REQUIREMENT: Scan the data. Collect each line that contains the word "total".
(DATASET Opens)
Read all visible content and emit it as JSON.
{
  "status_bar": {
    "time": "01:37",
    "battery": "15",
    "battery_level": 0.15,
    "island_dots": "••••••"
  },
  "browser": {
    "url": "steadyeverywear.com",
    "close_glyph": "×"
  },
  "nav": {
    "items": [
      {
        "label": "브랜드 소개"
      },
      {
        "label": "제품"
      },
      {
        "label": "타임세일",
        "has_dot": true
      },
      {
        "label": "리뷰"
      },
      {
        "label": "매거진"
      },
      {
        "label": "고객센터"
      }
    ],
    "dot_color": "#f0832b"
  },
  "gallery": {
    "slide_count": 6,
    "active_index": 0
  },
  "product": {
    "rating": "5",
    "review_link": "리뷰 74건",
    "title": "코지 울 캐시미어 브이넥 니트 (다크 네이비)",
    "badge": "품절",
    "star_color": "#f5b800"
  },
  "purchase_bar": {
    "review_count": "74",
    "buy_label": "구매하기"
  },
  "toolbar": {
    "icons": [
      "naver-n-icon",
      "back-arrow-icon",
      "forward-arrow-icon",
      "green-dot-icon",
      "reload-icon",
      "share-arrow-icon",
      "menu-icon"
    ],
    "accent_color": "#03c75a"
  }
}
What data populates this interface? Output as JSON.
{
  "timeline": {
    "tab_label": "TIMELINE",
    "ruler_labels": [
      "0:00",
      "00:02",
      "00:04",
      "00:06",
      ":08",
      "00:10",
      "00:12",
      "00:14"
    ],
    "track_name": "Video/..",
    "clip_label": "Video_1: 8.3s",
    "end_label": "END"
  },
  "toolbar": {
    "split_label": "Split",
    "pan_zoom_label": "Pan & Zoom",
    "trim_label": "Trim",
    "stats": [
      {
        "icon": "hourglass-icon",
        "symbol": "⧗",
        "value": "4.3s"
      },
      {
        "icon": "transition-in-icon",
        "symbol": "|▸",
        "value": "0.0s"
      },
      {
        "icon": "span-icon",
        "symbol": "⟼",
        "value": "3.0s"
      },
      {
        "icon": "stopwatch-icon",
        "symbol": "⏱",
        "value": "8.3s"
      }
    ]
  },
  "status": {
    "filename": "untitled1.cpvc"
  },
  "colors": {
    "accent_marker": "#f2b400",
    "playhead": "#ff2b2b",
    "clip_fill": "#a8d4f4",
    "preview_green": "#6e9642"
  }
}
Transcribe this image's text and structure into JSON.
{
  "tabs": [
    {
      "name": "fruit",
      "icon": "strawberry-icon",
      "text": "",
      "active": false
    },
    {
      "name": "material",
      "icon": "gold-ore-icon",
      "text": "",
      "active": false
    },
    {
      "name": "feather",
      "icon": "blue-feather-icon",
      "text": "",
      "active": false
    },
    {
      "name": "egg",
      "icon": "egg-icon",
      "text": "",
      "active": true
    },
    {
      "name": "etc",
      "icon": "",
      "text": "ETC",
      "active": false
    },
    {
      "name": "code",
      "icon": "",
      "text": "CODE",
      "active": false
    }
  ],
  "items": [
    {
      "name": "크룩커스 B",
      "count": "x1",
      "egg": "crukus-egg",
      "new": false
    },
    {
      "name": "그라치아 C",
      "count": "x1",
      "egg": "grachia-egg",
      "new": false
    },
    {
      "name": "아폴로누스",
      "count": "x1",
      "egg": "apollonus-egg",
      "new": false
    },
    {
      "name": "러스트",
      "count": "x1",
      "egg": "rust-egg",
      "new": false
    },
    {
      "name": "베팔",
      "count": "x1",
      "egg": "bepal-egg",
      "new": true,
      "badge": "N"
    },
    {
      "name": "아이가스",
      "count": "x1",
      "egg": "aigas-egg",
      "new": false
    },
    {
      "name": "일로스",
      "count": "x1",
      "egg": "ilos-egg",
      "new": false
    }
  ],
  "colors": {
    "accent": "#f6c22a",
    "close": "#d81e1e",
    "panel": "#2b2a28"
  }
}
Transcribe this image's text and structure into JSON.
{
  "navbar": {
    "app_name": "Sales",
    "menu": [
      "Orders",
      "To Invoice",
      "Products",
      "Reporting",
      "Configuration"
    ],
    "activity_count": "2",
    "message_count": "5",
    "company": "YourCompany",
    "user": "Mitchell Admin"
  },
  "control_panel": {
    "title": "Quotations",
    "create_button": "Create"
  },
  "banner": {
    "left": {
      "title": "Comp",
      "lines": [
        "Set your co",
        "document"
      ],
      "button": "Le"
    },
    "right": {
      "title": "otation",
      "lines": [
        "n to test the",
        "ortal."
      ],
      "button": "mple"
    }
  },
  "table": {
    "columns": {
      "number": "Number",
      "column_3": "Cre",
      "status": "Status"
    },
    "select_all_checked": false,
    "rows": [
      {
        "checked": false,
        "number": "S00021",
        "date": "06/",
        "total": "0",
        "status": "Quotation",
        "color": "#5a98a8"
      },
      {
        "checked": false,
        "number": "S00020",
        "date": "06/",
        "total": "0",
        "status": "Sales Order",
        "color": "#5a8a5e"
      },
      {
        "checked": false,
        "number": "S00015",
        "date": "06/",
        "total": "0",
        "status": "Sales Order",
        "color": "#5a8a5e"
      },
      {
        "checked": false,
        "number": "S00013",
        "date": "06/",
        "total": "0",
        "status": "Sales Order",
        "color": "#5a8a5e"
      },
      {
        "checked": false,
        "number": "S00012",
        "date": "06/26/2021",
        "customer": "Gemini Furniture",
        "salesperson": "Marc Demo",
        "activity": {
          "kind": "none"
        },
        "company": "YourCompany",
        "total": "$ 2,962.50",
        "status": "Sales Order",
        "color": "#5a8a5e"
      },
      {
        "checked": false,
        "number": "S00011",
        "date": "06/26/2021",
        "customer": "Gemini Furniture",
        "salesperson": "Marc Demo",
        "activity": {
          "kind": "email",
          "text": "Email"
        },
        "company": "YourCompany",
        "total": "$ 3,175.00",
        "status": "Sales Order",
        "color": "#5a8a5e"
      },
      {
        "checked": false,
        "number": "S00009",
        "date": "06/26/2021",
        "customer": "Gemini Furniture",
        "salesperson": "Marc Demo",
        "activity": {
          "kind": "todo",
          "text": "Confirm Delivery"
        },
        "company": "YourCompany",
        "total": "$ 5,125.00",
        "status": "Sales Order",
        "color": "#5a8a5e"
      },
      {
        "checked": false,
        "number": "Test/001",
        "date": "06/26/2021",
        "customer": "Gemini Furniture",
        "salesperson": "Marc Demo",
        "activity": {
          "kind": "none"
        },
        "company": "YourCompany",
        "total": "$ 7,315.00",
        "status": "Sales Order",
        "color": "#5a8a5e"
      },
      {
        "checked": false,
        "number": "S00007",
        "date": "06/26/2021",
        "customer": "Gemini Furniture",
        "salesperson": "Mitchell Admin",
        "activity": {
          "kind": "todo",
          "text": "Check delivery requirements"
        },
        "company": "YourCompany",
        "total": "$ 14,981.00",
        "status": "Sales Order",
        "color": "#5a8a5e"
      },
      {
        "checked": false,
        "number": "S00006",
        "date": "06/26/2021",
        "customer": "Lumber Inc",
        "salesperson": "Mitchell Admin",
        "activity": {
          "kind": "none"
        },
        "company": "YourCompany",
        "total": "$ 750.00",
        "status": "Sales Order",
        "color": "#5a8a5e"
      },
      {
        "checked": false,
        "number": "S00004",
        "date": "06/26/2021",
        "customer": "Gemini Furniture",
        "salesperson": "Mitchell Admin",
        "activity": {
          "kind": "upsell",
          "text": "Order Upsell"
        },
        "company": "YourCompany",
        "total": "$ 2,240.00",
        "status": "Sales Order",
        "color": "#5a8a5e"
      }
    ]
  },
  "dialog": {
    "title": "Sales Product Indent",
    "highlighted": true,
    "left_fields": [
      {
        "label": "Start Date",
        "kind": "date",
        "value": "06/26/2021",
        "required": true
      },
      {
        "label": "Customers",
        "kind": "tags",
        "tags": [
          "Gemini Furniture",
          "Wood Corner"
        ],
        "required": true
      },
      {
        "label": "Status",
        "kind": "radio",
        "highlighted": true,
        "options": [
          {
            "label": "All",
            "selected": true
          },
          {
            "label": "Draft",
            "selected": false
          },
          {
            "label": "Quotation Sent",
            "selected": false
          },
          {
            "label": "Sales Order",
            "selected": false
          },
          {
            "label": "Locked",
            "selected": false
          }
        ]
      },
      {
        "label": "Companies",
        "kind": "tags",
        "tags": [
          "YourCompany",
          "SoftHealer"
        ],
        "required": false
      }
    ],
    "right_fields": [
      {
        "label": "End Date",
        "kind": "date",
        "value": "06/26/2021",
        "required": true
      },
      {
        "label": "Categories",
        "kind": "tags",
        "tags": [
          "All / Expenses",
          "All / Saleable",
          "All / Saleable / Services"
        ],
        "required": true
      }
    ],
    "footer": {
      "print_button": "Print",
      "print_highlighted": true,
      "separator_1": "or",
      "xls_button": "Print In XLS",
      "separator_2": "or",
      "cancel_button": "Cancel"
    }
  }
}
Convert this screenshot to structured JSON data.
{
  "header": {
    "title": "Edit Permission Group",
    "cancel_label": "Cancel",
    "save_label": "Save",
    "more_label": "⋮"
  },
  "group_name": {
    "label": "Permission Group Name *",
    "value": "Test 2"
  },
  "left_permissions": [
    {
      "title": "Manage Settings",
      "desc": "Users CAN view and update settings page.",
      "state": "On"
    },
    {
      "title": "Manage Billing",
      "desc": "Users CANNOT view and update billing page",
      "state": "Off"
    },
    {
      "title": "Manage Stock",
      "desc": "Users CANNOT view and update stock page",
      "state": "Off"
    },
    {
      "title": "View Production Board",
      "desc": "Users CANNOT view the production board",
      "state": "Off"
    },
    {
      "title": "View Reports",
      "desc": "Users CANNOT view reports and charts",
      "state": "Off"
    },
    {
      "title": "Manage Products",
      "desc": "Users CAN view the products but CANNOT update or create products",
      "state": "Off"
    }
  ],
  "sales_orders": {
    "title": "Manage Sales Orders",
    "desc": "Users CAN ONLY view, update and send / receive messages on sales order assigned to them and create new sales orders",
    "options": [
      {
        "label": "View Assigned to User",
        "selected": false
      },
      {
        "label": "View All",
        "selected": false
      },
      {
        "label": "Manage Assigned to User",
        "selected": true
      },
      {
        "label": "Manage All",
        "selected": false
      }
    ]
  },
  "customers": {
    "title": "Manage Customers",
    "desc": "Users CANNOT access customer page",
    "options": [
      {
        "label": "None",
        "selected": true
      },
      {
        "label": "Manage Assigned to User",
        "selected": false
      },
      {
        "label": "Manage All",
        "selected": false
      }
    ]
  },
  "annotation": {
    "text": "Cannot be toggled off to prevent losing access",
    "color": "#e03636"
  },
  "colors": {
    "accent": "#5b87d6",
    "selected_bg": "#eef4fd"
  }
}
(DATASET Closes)
TASK SOLUTION:
        "total": "0",
        "total": "0",
        "total": "0",
        "total": "0",
        "total": "$ 2,962.50",
        "total": "$ 3,175.00",
        "total": "$ 5,125.00",
        "total": "$ 7,315.00",
        "total": "$ 14,981.00",
        "total": "$ 750.00",
        "total": "$ 2,240.00",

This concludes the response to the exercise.